Could I Be Eligible for Alimony?
Alimony is a court order that requires a spouse to make some form of monetary payments to the other spouse for a specified duration of time. The legal guidelines on calculating alimony in Florida are not determined by a statutory formula or legislated. Therefore, the amount payable is usually to the discretion of the Court, or the parties in question, so long as it fits within the applicable case law rulings for such a type of alimony. In my personal experience, that amount is 33% to 40% of your monthly net income. In recent years, it has pretty much been 40% of the paying spouse’s monthly net income (i.e.- monthly gross income minus monthly taxes and monthly health insurance for you and your spouse only). Also, alimony is not an obvious or clear-cut award in divorces which are not long-term in duration (e.g.- 17 years or more of marriage). Therefore, as a party seeking alimony, you have to demonstrate through facts and evidence whether you are eligible for it; what form you are eligible for (e.g.- bridge-the-gap alimony; rehabilitative alimony; durational alimony; lump sum alimony; and permanent periodic alimony). At the Law Office of Matthew Z. Martell, P.A. we are Sarasota divorce attorneys who are aware of the effect of financial difficulties on you during and after a divorce. Therefore, before you ask the Court for alimony, it is best to consult with Sarasota Divorce Attorney Matthew Z. Martell and let us explain to you the types of alimony available for a short-term marriage; a mid-length marriage; and a long-term marriage as well as what type and amount of alimony you can realistically expect to received. Here are some of the factors the Court will use to determine your eligibility for alimony.

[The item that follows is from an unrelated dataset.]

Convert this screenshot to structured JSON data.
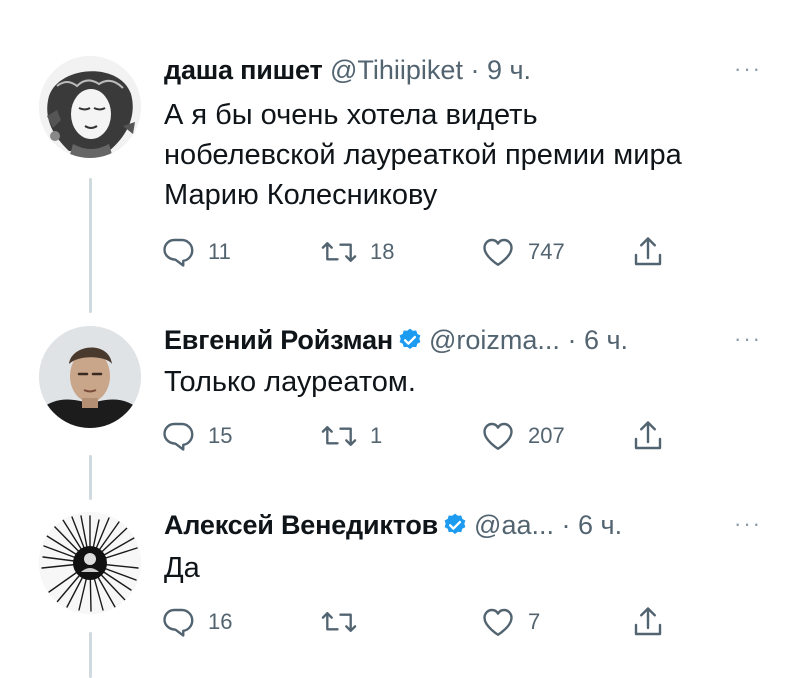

Take the example of a housewife who during the 25-year duration of marriage had no source of income but depended on the other spouse for financial survival. Such a situation is a very good case for obtaining permanent periodic alimony. Upon consideration, the Court would probably award both temporary alimony during the divorce itself and then permanent periodic alimony after the divorce was concluded until the payee spouse remarries or either spouse dies.
Standard of living during the marriage
Most of the facts surrounding your standard of living during the marriage will have to be proven. Normally, this is done by use of a Lifestyle Analysis Report which is prepared by expert witness forensic accountant. That accountant will review all of the financial records of the opposing spouse usually for approximately two (2) years from the date of filing the divorce and then determine what the actual monthly expenses for that spouse were. This C.P.A. will then testify in court as to what that spouse’s actually financial needs are based upon the lifestyle analysis as opposed to what that spouse claims his or her actual expenses are on his/her Family Law Financial Affidavit. Sarasota FL divorce attorney Matthew Z. Martell has experience earned over the years addressing such alimony issues. He has helped clients prove their standard of living standard conclusively through use of such expert witness C.P.A. testimony which is a factor considered in awarding alimony.
You must be married for a minimum of 7 years
In Florida, the length of marriage as a factor for alimony is a primarily factor for determining whether you can or cannot get alimony and what type of alimony you can get. Courts have often relied on the seven-year minimum duration of the marriage in order to determine that you may be alimony. Generally speaking, in a short-term marriage, which is less than seven (7) years, the presumption is that alimony should not be awarded. In a mid-term marriage, which is more than (7) years but less than 17 years, there is not a presumption for or against the award of alimony. So, in layman’s terms, it could go either way. If alimony is awarded, then the following types of alimony are usually available in a mid-term marriage: bridge-the-gap alimony, rehabilitative alimony, and durational alimony. The trend that I have seen lately is awarding of durational alimony for mid-term marriages but not for the full length of the marriage. In a long-term marriage, which is a marriage that is 17 years or longer, there is a presumption in favor of alimony. Assuming alimony is awarded, then the following types of alimony are usually available in a long-term marriage: bridge-the-gap alimony, rehabilitative alimony, durational alimony, permanent periodic alimony, and lump sum alimony. Normally, permanent periodic alimony is awarded which is the alimony that most spouses want. Also, even if you are in a short-term marriage, you can still get temporary alimony. It is even awarded in cases where there is a pre-nuptial agreement that says you cannot receive any forms of alimony at all. That is because Florida law prohibits pre-nuptial agreements from not allowing for temporary alimony.
Contact us to determine where you can get alimony in your divorce
Suppose you are going through a divorce in Sarasota, Bradenton, Lakewood Ranch, or Venice, Florida and have been wondering whether you qualify for alimony. We can help you determine whether you can get it and what type of alimony you can get. Please contact our Sarasota FL divorce attorneys at the Law Offices of Matthew Z. Martell, P.A. and let us help you analyze your alimony case. We offer a Free Initial Phone Consultation for 30 minutes. Call us at (941) 556-7020 today to get help with your alimony case.